Gary Hufbauer: "You know just tremendously inefficient, wasteful and corrupt, a tax administration which didn't collect much money. And these countries were crying out for a simple way to raise funds after they came out of their social revolutions."
In Russia, they lowered the income tax to 13 percent for everybody. Tax revenues shot up 25 percent in the first year and another 25 percent the next year. Proponents of a flat tax say that's a pretty compelling argument.
Veronique de Rugy: "People respond to incentives in the same way, whether they're Russian, whether they're Lithuanian, Estonian, Americans."
Veronique de Rugy is a senior research fellow at the Mercatus Center at George Mason University. She argues a flat tax is a better way to collect taxes. She says our current system is filled with too many loopholes. The tax that Americans currently pay isn't a function of how much they earn.

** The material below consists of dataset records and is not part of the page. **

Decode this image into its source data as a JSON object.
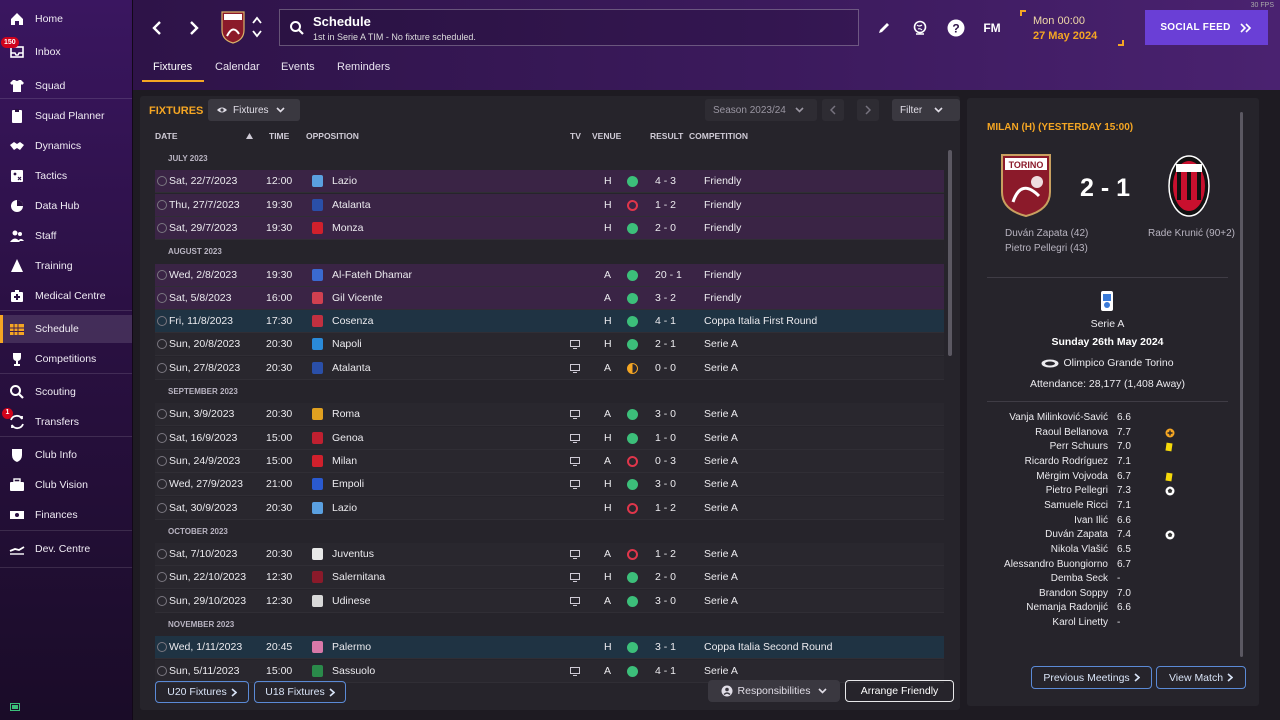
{
  "sidebar": {
    "items": [
      {
        "label": "Home",
        "icon": "home-icon"
      },
      {
        "label": "Inbox",
        "icon": "inbox-icon",
        "badge": "150"
      },
      {
        "label": "Squad",
        "icon": "shirt-icon"
      },
      {
        "label": "Squad Planner",
        "icon": "clipboard-icon"
      },
      {
        "label": "Dynamics",
        "icon": "handshake-icon"
      },
      {
        "label": "Tactics",
        "icon": "tactics-board-icon"
      },
      {
        "label": "Data Hub",
        "icon": "data-hub-icon"
      },
      {
        "label": "Staff",
        "icon": "staff-icon"
      },
      {
        "label": "Training",
        "icon": "training-cone-icon"
      },
      {
        "label": "Medical Centre",
        "icon": "medical-kit-icon"
      },
      {
        "label": "Schedule",
        "icon": "calendar-icon"
      },
      {
        "label": "Competitions",
        "icon": "trophy-icon"
      },
      {
        "label": "Scouting",
        "icon": "magnifier-icon"
      },
      {
        "label": "Transfers",
        "icon": "transfer-arrows-icon",
        "badge": "1"
      },
      {
        "label": "Club Info",
        "icon": "shield-icon"
      },
      {
        "label": "Club Vision",
        "icon": "briefcase-icon"
      },
      {
        "label": "Finances",
        "icon": "money-icon"
      },
      {
        "label": "Dev. Centre",
        "icon": "dev-centre-icon"
      }
    ],
    "active": "Schedule"
  },
  "header": {
    "title": "Schedule",
    "subtitle": "1st in Serie A TIM - No fixture scheduled.",
    "date_time": "Mon 00:00",
    "date": "27 May 2024",
    "social_feed": "SOCIAL FEED",
    "fm_label": "FM",
    "fps": "30 FPS"
  },
  "tabs": [
    "Fixtures",
    "Calendar",
    "Events",
    "Reminders"
  ],
  "fixtures_panel": {
    "title": "FIXTURES",
    "view_dropdown": "Fixtures",
    "season": "Season 2023/24",
    "filter": "Filter",
    "columns": {
      "date": "DATE",
      "time": "TIME",
      "opposition": "OPPOSITION",
      "tv": "TV",
      "venue": "VENUE",
      "result": "RESULT",
      "competition": "COMPETITION"
    },
    "rows": [
      {
        "type": "month",
        "label": "JULY 2023"
      },
      {
        "type": "fixture",
        "style": "friendly",
        "date": "Sat, 22/7/2023",
        "time": "12:00",
        "opposition": "Lazio",
        "crest": "#5aa0e0",
        "tv": false,
        "venue": "H",
        "outcome": "win",
        "result": "4 - 3",
        "competition": "Friendly"
      },
      {
        "type": "fixture",
        "style": "friendly",
        "date": "Thu, 27/7/2023",
        "time": "19:30",
        "opposition": "Atalanta",
        "crest": "#2a4fa8",
        "tv": false,
        "venue": "H",
        "outcome": "loss",
        "result": "1 - 2",
        "competition": "Friendly"
      },
      {
        "type": "fixture",
        "style": "friendly",
        "date": "Sat, 29/7/2023",
        "time": "19:30",
        "opposition": "Monza",
        "crest": "#d0202c",
        "tv": false,
        "venue": "H",
        "outcome": "win",
        "result": "2 - 0",
        "competition": "Friendly"
      },
      {
        "type": "month",
        "label": "AUGUST 2023"
      },
      {
        "type": "fixture",
        "style": "friendly",
        "date": "Wed, 2/8/2023",
        "time": "19:30",
        "opposition": "Al-Fateh Dhamar",
        "crest": "#3a6ad0",
        "tv": false,
        "venue": "A",
        "outcome": "win",
        "result": "20 - 1",
        "competition": "Friendly"
      },
      {
        "type": "fixture",
        "style": "friendly",
        "date": "Sat, 5/8/2023",
        "time": "16:00",
        "opposition": "Gil Vicente",
        "crest": "#d04050",
        "tv": false,
        "venue": "A",
        "outcome": "win",
        "result": "3 - 2",
        "competition": "Friendly"
      },
      {
        "type": "fixture",
        "style": "cup",
        "date": "Fri, 11/8/2023",
        "time": "17:30",
        "opposition": "Cosenza",
        "crest": "#c03040",
        "tv": false,
        "venue": "H",
        "outcome": "win",
        "result": "4 - 1",
        "competition": "Coppa Italia First Round"
      },
      {
        "type": "fixture",
        "style": "league",
        "date": "Sun, 20/8/2023",
        "time": "20:30",
        "opposition": "Napoli",
        "crest": "#2a8ad8",
        "tv": true,
        "venue": "H",
        "outcome": "win",
        "result": "2 - 1",
        "competition": "Serie A"
      },
      {
        "type": "fixture",
        "style": "league",
        "date": "Sun, 27/8/2023",
        "time": "20:30",
        "opposition": "Atalanta",
        "crest": "#2a4fa8",
        "tv": true,
        "venue": "A",
        "outcome": "draw",
        "result": "0 - 0",
        "competition": "Serie A"
      },
      {
        "type": "month",
        "label": "SEPTEMBER 2023"
      },
      {
        "type": "fixture",
        "style": "league",
        "date": "Sun, 3/9/2023",
        "time": "20:30",
        "opposition": "Roma",
        "crest": "#e0a020",
        "tv": true,
        "venue": "A",
        "outcome": "win",
        "result": "3 - 0",
        "competition": "Serie A"
      },
      {
        "type": "fixture",
        "style": "league",
        "date": "Sat, 16/9/2023",
        "time": "15:00",
        "opposition": "Genoa",
        "crest": "#c02030",
        "tv": true,
        "venue": "H",
        "outcome": "win",
        "result": "1 - 0",
        "competition": "Serie A"
      },
      {
        "type": "fixture",
        "style": "league",
        "date": "Sun, 24/9/2023",
        "time": "15:00",
        "opposition": "Milan",
        "crest": "#d0202c",
        "tv": true,
        "venue": "A",
        "outcome": "loss",
        "result": "0 - 3",
        "competition": "Serie A"
      },
      {
        "type": "fixture",
        "style": "league",
        "date": "Wed, 27/9/2023",
        "time": "21:00",
        "opposition": "Empoli",
        "crest": "#2a5ad0",
        "tv": true,
        "venue": "H",
        "outcome": "win",
        "result": "3 - 0",
        "competition": "Serie A"
      },
      {
        "type": "fixture",
        "style": "league",
        "date": "Sat, 30/9/2023",
        "time": "20:30",
        "opposition": "Lazio",
        "crest": "#5aa0e0",
        "tv": false,
        "venue": "H",
        "outcome": "loss",
        "result": "1 - 2",
        "competition": "Serie A"
      },
      {
        "type": "month",
        "label": "OCTOBER 2023"
      },
      {
        "type": "fixture",
        "style": "league",
        "date": "Sat, 7/10/2023",
        "time": "20:30",
        "opposition": "Juventus",
        "crest": "#e8e8e8",
        "tv": true,
        "venue": "A",
        "outcome": "loss",
        "result": "1 - 2",
        "competition": "Serie A"
      },
      {
        "type": "fixture",
        "style": "league",
        "date": "Sun, 22/10/2023",
        "time": "12:30",
        "opposition": "Salernitana",
        "crest": "#8a1a2a",
        "tv": true,
        "venue": "H",
        "outcome": "win",
        "result": "2 - 0",
        "competition": "Serie A"
      },
      {
        "type": "fixture",
        "style": "league",
        "date": "Sun, 29/10/2023",
        "time": "12:30",
        "opposition": "Udinese",
        "crest": "#d8d8d8",
        "tv": true,
        "venue": "A",
        "outcome": "win",
        "result": "3 - 0",
        "competition": "Serie A"
      },
      {
        "type": "month",
        "label": "NOVEMBER 2023"
      },
      {
        "type": "fixture",
        "style": "cup",
        "date": "Wed, 1/11/2023",
        "time": "20:45",
        "opposition": "Palermo",
        "crest": "#d878a8",
        "tv": false,
        "venue": "H",
        "outcome": "win",
        "result": "3 - 1",
        "competition": "Coppa Italia Second Round"
      },
      {
        "type": "fixture",
        "style": "league",
        "date": "Sun, 5/11/2023",
        "time": "15:00",
        "opposition": "Sassuolo",
        "crest": "#2a8a4a",
        "tv": true,
        "venue": "A",
        "outcome": "win",
        "result": "4 - 1",
        "competition": "Serie A"
      }
    ],
    "buttons": {
      "u20": "U20 Fixtures",
      "u18": "U18 Fixtures",
      "responsibilities": "Responsibilities",
      "arrange": "Arrange Friendly"
    }
  },
  "match_panel": {
    "title": "MILAN (H) (YESTERDAY 15:00)",
    "home_crest_text": "TORINO",
    "score": "2 - 1",
    "home_scorers": [
      "Duván Zapata (42)",
      "Pietro Pellegri (43)"
    ],
    "away_scorers": [
      "Rade Krunić (90+2)"
    ],
    "competition": "Serie A",
    "match_date": "Sunday 26th May 2024",
    "stadium": "Olimpico Grande Torino",
    "attendance": "Attendance: 28,177 (1,408 Away)",
    "players": [
      {
        "name": "Vanja Milinković-Savić",
        "rating": "6.6",
        "event": ""
      },
      {
        "name": "Raoul Bellanova",
        "rating": "7.7",
        "event": "assist"
      },
      {
        "name": "Perr Schuurs",
        "rating": "7.0",
        "event": "yellow-card"
      },
      {
        "name": "Ricardo Rodríguez",
        "rating": "7.1",
        "event": ""
      },
      {
        "name": "Mërgim Vojvoda",
        "rating": "6.7",
        "event": "yellow-card"
      },
      {
        "name": "Pietro Pellegri",
        "rating": "7.3",
        "event": "goal"
      },
      {
        "name": "Samuele Ricci",
        "rating": "7.1",
        "event": ""
      },
      {
        "name": "Ivan Ilić",
        "rating": "6.6",
        "event": ""
      },
      {
        "name": "Duván Zapata",
        "rating": "7.4",
        "event": "goal"
      },
      {
        "name": "Nikola Vlašić",
        "rating": "6.5",
        "event": ""
      },
      {
        "name": "Alessandro Buongiorno",
        "rating": "6.7",
        "event": ""
      },
      {
        "name": "Demba Seck",
        "rating": "-",
        "event": ""
      },
      {
        "name": "Brandon Soppy",
        "rating": "7.0",
        "event": ""
      },
      {
        "name": "Nemanja Radonjić",
        "rating": "6.6",
        "event": ""
      },
      {
        "name": "Karol Linetty",
        "rating": "-",
        "event": ""
      }
    ],
    "previous_meetings": "Previous Meetings",
    "view_match": "View Match"
  },
  "colors": {
    "accent": "#f5a623",
    "win": "#3cbf7a",
    "loss": "#e0364b",
    "social": "#6a3fd6",
    "link_border": "#5b8ad6"
  }
}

Veronique de Rugy: "Rather it is a function of whether they're married or not, whether they're a homeowner or whether they rent…"
Or whether they have children, and so on, and so on…
Rick Perry is proposing a 20 percent income and corporate tax rate. Herman Cain has his catchy 9-9-9 plan: 9 percent income tax, 9 percent corporate tax, and a 9 percent sales tax. Newt Gingrich's likes a 15 percent income tax rate.
But to say what worked in Russia and Eastern Europe 10 years ago will work in America today, well, that doesn't hold says economist Jim Hines at the University of Michigan.
Jim Hines: "Look, one should always be loathe to take foreign examples and translate them to the United States, there's so many differences. Russia had a huge compliance problem, where people weren't paying the taxes. Whereas the United States, while we have compliance issues, by and large, our income tax is very well complied with."
By many measures, the United States has the most compliant income tax system in the world.
Hines says the Russian flat tax did help that country collect more revenue. But that's only part of the story.
Jim Hines: "A lot of things were going on in Russia at the same time, dramatic changes in the Russian economy."
The Washington-based Tax Policy Center projects that the flat tax plans proposed by Herman Cain and Rick Perry would both lead to dramatically lower tax revenues. Perry's plan could lower tax receipts by an estimated 27 percent in the year 2015. Conservative politicians and economists dispute those projections.
Critics of a flat tax also argue it favors the wealthiest among us, while putting more of a tax burden on lower-income earners.